The bill would require regulators to conduct a quantitative study of CECL's potential impact on credit availability "in consultation" with the Financial Accounting Standards Board, the independent organization that developed CECL. The study would also examine whether the standard is procyclical, or if it makes lending more difficult during times of economic stress.

The bill, titled the "Continued Encouragement for Consumer Lending Act," requires that the study be completed one year after it is signed into law.

While the study is being conducted, the bill prohibits the SEC and financial regulators from forcing financial institutions to comply with CECL.

Sen. Kevin Cramer, R-N.D. and cosponsor of the bill, said in an interview that CECL will cause more undue compliance burden on smaller community banks, especially in his rural state.

"It's my intention to not change something that doesn't need changing," Cramer said, referring to accounting standards. "Bankers, and in particular, community bankers, have told me [CECL requires] additional compliance and work that doesn't add any value; it's just more work and more costs on their end."

American Bankers Association President and CEO Rob Nichols supported the "stop and study" bill in a statement, saying that the regulators' analysis of CECL will likely turn up the same results as the trade group's own internal analysis, which found that CECL will negatively affect banks' ability to lend.

"Only a rigorous quantitative impact study conducted by regulators can properly assess the effect this new standard will have on financial institutions, their customers and the broader economy," Nichols wrote. "This commonsense legislation would make that happen."

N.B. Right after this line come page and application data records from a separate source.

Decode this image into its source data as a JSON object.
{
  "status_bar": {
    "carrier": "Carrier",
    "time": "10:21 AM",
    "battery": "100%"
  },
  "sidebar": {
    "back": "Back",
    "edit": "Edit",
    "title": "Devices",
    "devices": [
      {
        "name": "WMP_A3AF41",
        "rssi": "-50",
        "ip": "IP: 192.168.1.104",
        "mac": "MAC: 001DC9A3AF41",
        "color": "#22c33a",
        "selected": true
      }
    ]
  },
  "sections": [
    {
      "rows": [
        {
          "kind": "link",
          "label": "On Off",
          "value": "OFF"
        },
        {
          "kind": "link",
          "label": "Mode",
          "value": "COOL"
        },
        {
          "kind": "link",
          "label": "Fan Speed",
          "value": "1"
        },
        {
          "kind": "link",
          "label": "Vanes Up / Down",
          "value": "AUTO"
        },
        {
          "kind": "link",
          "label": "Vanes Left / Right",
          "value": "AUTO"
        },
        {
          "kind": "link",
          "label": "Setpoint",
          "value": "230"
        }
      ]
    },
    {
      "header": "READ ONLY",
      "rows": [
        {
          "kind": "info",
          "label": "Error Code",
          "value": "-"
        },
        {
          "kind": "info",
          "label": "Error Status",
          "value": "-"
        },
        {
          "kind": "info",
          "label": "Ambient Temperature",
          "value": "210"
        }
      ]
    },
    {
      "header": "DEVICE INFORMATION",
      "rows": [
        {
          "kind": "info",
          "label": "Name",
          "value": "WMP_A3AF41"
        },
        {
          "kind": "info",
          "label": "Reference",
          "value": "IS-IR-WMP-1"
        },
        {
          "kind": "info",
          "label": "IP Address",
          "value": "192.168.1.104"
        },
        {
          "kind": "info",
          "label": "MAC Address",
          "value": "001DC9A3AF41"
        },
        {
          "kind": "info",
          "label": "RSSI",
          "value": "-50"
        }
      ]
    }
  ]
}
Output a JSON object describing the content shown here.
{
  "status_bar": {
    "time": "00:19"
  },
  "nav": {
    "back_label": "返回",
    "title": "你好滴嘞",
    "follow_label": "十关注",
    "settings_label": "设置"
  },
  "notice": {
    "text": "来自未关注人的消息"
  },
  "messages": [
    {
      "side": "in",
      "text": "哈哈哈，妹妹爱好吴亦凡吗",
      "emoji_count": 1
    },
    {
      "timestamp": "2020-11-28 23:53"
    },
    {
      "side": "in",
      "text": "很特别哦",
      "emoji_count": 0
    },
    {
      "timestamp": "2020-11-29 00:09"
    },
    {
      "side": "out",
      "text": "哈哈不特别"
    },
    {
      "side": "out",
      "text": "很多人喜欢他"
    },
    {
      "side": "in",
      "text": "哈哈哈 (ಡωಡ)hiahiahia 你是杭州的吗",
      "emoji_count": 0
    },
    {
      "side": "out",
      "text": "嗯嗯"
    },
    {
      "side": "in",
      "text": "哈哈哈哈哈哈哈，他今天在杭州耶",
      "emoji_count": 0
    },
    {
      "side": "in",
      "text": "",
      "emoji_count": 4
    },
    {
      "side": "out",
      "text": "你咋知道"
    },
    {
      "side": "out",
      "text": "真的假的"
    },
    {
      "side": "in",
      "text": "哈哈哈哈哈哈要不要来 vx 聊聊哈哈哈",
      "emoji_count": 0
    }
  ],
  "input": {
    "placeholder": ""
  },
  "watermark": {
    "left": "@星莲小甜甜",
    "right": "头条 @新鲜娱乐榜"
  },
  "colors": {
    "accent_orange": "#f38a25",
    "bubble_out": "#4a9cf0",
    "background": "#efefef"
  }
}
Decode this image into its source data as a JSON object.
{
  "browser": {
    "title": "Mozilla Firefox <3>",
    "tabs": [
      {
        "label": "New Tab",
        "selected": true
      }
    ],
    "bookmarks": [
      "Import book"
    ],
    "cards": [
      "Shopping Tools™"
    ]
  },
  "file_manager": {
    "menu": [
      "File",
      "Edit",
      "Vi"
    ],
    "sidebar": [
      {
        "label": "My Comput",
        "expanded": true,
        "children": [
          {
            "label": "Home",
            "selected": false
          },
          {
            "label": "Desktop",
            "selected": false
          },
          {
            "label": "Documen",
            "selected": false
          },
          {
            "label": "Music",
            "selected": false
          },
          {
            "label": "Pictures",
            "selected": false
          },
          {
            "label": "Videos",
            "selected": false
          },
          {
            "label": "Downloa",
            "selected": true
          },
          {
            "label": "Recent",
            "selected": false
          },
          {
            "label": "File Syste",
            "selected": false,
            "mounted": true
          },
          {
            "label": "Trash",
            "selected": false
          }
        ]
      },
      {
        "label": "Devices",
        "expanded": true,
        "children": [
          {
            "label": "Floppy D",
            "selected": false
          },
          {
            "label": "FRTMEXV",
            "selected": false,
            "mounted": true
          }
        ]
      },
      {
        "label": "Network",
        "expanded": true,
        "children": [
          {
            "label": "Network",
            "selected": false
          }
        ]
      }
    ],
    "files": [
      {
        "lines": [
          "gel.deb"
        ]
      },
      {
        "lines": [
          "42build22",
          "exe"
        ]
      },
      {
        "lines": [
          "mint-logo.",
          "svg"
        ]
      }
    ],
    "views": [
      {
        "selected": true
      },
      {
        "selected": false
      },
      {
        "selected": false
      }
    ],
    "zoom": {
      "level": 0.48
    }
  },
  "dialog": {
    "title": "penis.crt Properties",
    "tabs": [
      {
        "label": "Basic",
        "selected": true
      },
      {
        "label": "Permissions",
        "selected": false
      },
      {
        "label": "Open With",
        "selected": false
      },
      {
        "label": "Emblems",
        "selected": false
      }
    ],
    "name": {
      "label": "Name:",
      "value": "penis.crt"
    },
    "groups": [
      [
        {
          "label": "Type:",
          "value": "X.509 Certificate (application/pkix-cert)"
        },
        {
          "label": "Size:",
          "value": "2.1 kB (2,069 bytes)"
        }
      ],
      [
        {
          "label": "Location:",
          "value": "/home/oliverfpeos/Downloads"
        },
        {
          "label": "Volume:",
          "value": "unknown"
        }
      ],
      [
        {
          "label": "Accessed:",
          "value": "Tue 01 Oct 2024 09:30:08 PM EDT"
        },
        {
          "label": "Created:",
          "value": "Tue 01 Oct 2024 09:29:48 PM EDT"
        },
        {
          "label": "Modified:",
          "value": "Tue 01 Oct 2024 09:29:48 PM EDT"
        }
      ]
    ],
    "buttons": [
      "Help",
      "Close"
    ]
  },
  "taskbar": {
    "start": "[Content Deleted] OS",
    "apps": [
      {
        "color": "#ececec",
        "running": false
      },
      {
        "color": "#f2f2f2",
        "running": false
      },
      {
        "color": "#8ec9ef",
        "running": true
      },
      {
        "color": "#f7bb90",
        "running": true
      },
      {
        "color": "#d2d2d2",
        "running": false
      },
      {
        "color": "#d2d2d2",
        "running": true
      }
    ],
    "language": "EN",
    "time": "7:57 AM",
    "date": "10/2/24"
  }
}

The bill, introduced by Sen. Thom Tillis, R-N.C., was expected to be released following a letter he and 14 other senators sent to Federal Reserve Chairman Jerome Powell and Federal Deposit Insurance Corp. Chair Jelena McWilliams, urging them to delay implementation of the standard until the FDIC studies it.

Following a hearing days after the letter was sent, McWilliams told S&P Global Market Intelligence that she would not be conducting a study of CECL and declined to comply with the senators' request.

The letter was signed by eight Democrats and seven Republicans and co-authored by Sen. Doug Jones, D-Ala. The bill has so far garnered five co-sponsors, all Republicans. Sen. Kyrsten Sinema, D-Ariz., told reporters days before the bill was introduced that she would strongly consider it, but she declined to pledge her support prior to its release.

Senate Banking Committee Chair Mike Crapo, R-Idaho, said in an interview before the bill was released that he was aware of it but had not decided whether he would take it to his committee for a markup, dimming the chances the bill will be voted favorably out of the Senate.

"I think there are some legitimate concerns being raised," Crapo said in an interview. "I'm not sure how exactly Congress will weigh in, it's something that our regulators will have to decide what to do."